top of page

DealMakers - Q1 2019 

Directors’ Power To Appoint

Nikhil Sham


A look at section 68(3) of the Companies Act.


A common way in which a shareholder's power is exercised is by appointing or electing directors. Such power is usually reserved for shareholders only, save for when a vacancy arises on the board.


Section 68(3) of the Companies Act No. 71 of 2008 (Companies Act) empowers a board to appoint an eligible person to serve as a director of a company on a temporary basis until such vacancy is filled in accordance with s68(2) of the Companies Act (dealing with the default procedure in respect of the election of directors). This article will look at how s68(3) should be correctly interpreted to give effect to its intended consequences and effect.


Nikhil Sham _DSC0359.jpg
Nikhil Sham

In the ordinary course, s68(3) is used to ensure continuity and the efficient running of the company by empowering the remaining directors to temporarily appoint a director until such vacancy is filled by the shareholders. A technical issue arises, however, when s68(3) is read in isolation. As stated above, an appointment under s68(3) is temporary until filled by an election under s68(2), which section does not provide time periods within which such election must take place. The danger then of reading s68(3) in isolation is that absent time periods within which an election must take place, a "temporary" appointment would be tantamount to an indefinite appointment.


Considering that s68(3) specifically refers to a temporary appointment and that the right to appoint directors is usually within the purview of shareholders, not having a time limit within which such election must take place under s68(2) is an untenable position and could not have been within the contemplation of the drafters of such provision.


To prevent an absurd or unintended outcome, our view (supported by academics) is that s68(3) must be read in conjunction with s70(3), which provides that:

"(3)   if a vacancy arises on the board, other than as a result of an ex officio director ceasing to hold that office, it must be filled by –

(a)     a new appointment, if the director was appointed as contemplated in section 66(4)(a)(i); or

(b)     subject to subsection (4), by a new election conducted –

(i)     at the next annual general meeting of the company, if the company is required to hold such a meeting; or

(ii)    in any other case, within six months after the vacancy arose –

(aa)     at a shareholders meeting called for the purposes of electing the director; or

(bb)     by a poll of the persons entitled to exercise voting rights in the election of the director, as contemplated in section 60(3)."


While s70(3)(a) deals with the appointment of a director to fill a vacancy on the board in respect of directors appointed by a person appointed or named in the memorandum of incorporation (MOI), s70(3)(b) imposes time limits by when an election must take place to fill such vacancy in other instances.

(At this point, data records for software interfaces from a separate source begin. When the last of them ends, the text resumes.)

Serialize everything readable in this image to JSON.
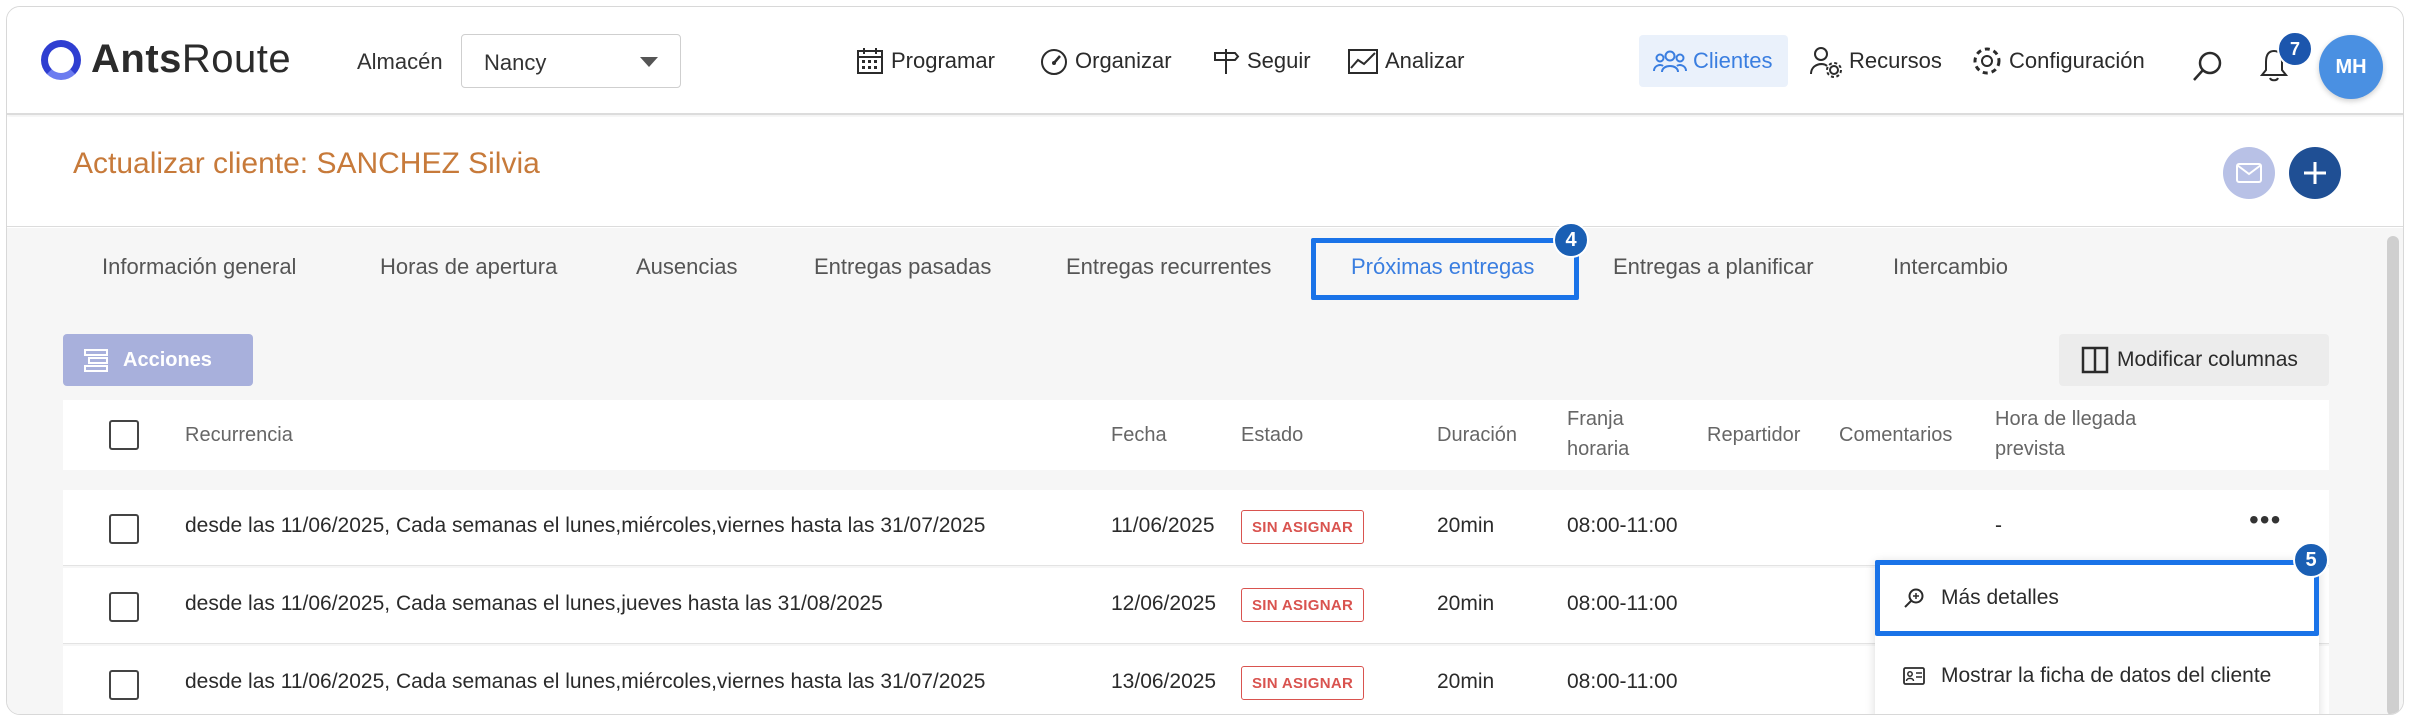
{
  "app": {
    "logo_bold": "Ants",
    "logo_light": "Route"
  },
  "warehouse": {
    "label": "Almacén",
    "value": "Nancy"
  },
  "nav": {
    "programar": "Programar",
    "organizar": "Organizar",
    "seguir": "Seguir",
    "analizar": "Analizar",
    "clientes": "Clientes",
    "recursos": "Recursos",
    "configuracion": "Configuración"
  },
  "notifications": {
    "count": "7"
  },
  "user": {
    "initials": "MH"
  },
  "page": {
    "title": "Actualizar cliente: SANCHEZ Silvia"
  },
  "tabs": [
    {
      "label": "Información general"
    },
    {
      "label": "Horas de apertura"
    },
    {
      "label": "Ausencias"
    },
    {
      "label": "Entregas pasadas"
    },
    {
      "label": "Entregas recurrentes"
    },
    {
      "label": "Próximas entregas"
    },
    {
      "label": "Entregas a planificar"
    },
    {
      "label": "Intercambio"
    }
  ],
  "step_badges": {
    "tab": "4",
    "menu": "5"
  },
  "toolbar": {
    "actions": "Acciones",
    "modify_columns": "Modificar columnas"
  },
  "table": {
    "headers": {
      "recurrence": "Recurrencia",
      "date": "Fecha",
      "status": "Estado",
      "duration": "Duración",
      "slot_1": "Franja",
      "slot_2": "horaria",
      "driver": "Repartidor",
      "comments": "Comentarios",
      "eta_1": "Hora de llegada",
      "eta_2": "prevista"
    },
    "rows": [
      {
        "recurrence": "desde las 11/06/2025, Cada semanas el lunes,miércoles,viernes hasta las 31/07/2025",
        "date": "11/06/2025",
        "status": "SIN ASIGNAR",
        "duration": "20min",
        "slot": "08:00-11:00",
        "eta": "-"
      },
      {
        "recurrence": "desde las 11/06/2025, Cada semanas el lunes,jueves hasta las 31/08/2025",
        "date": "12/06/2025",
        "status": "SIN ASIGNAR",
        "duration": "20min",
        "slot": "08:00-11:00"
      },
      {
        "recurrence": "desde las 11/06/2025, Cada semanas el lunes,miércoles,viernes hasta las 31/07/2025",
        "date": "13/06/2025",
        "status": "SIN ASIGNAR",
        "duration": "20min",
        "slot": "08:00-11:00"
      }
    ]
  },
  "context_menu": {
    "more_details": "Más detalles",
    "show_client_sheet": "Mostrar la ficha de datos del cliente"
  },
  "colors": {
    "accent": "#1a73e8",
    "title": "#c77a3a",
    "status": "#d9534f"
  }
}
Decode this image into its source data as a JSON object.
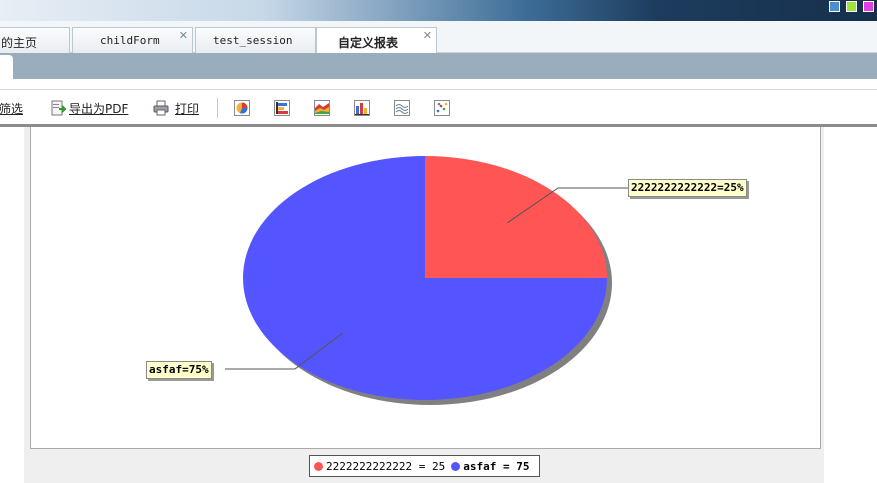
{
  "window": {
    "controls": [
      "restore-icon",
      "maximize-icon",
      "close-icon"
    ],
    "control_colors": [
      "#4a8ed4",
      "#9ee23a",
      "#e63ce6"
    ]
  },
  "tabs": [
    {
      "label": "的主页",
      "active": false,
      "closable": false
    },
    {
      "label": "childForm",
      "active": false,
      "closable": true
    },
    {
      "label": "test_session",
      "active": false,
      "closable": false
    },
    {
      "label": "自定义报表",
      "active": true,
      "closable": true
    }
  ],
  "toolbar": {
    "filter_label": "筛选",
    "export_pdf_label": "导出为PDF",
    "print_label": "打印",
    "chart_type_icons": [
      "pie-chart-icon",
      "horizontal-bar-chart-icon",
      "area-chart-icon",
      "bar-chart-icon",
      "line-chart-icon",
      "scatter-chart-icon"
    ]
  },
  "chart_data": {
    "type": "pie",
    "slices": [
      {
        "label": "2222222222222",
        "value": 25,
        "percent": "25%",
        "color": "#ff5555"
      },
      {
        "label": "asfaf",
        "value": 75,
        "percent": "75%",
        "color": "#5555ff"
      }
    ],
    "callouts": [
      "2222222222222=25%",
      "asfaf=75%"
    ],
    "legend": [
      "2222222222222 = 25",
      "asfaf = 75"
    ],
    "legend_position": "bottom"
  }
}
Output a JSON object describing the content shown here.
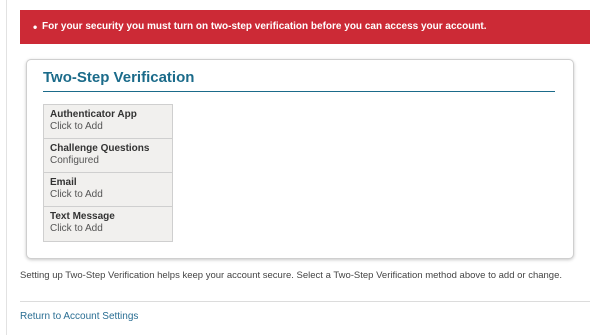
{
  "alert": {
    "bullet": "•",
    "message": "For your security you must turn on two-step verification before you can access your account.",
    "background_color": "#cc2a36"
  },
  "verification": {
    "title": "Two-Step Verification",
    "accent_color": "#1b6b8a",
    "methods": [
      {
        "name": "Authenticator App",
        "status": "Click to Add"
      },
      {
        "name": "Challenge Questions",
        "status": "Configured"
      },
      {
        "name": "Email",
        "status": "Click to Add"
      },
      {
        "name": "Text Message",
        "status": "Click to Add"
      }
    ]
  },
  "help_text": "Setting up Two-Step Verification helps keep your account secure. Select a Two-Step Verification method above to add or change.",
  "return_link": {
    "label": "Return to Account Settings"
  }
}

It then follows that a temporary appointment by a board under s68(3) must be filled for an indefinite period in accordance with either s70(3)(a) or s 70(3)(b) as applicable.


In addition to the above, not only should s68(3) be read in conjunction with s70(3), but, in our view, s70(3) only applies when directors exercise their right to make a temporary appointment under s68(3). If the directors do not fill the vacancy by making a temporary appointment in terms of s68(3), s70(3) will not, in our view, have any application and will not compel the shareholders to fill the vacancy at, for example, the next annual general meeting of the company.


Applying s70(3) in other circumstances where a vacancy arises would amount to forcing shareholders to appoint directors, which is incongruous with their power to appoint and elect directors as and when they decide to do so.


In respect of listed companies (in addition to the requirements of the Companies Act) the time period within which a temporary appointment must be replaced by an indefinite appointment is provided for in schedule 10 of the JSE Listings Requirements (JSE LR) which requires that all listed companies, inter alia, have the following provision in their MOI:

"(c)   The appointment of a director, to fill a casual vacancy or as an addition to the board, must be confirmed by shareholders at the next annual general meeting."


In conclusion, s68(3) must be read in conjunction with the provisions of s70(3), which section only applies if a vacancy has been filled by the board in terms of s68(3). Additionally, although not required, it is common for companies to include a provision substantially similar to that required by schedule 10.16(c) of the JSE LR in their MOI to avoid any uncertainty in respect of the above. n


Sham is an Associate in ENSafrica’s Corporate Commercial department.


1 See Yeats, JL; de la Harpe, R; Jooste, R; Stoop, H; Cassim, R; Seligmann, J; Kent, L; Bradstreet, R; Williams, RC; Cassim, MF; Swanepoel, E; Cassim, FHI; Jarvis, K 'Commentary on the Companies Act of 2008' (2018) at 2-1258 and Piet Delport "Henochsberg on the Companies Act 71 of 2008" (2018) at 264(3)

bottom of page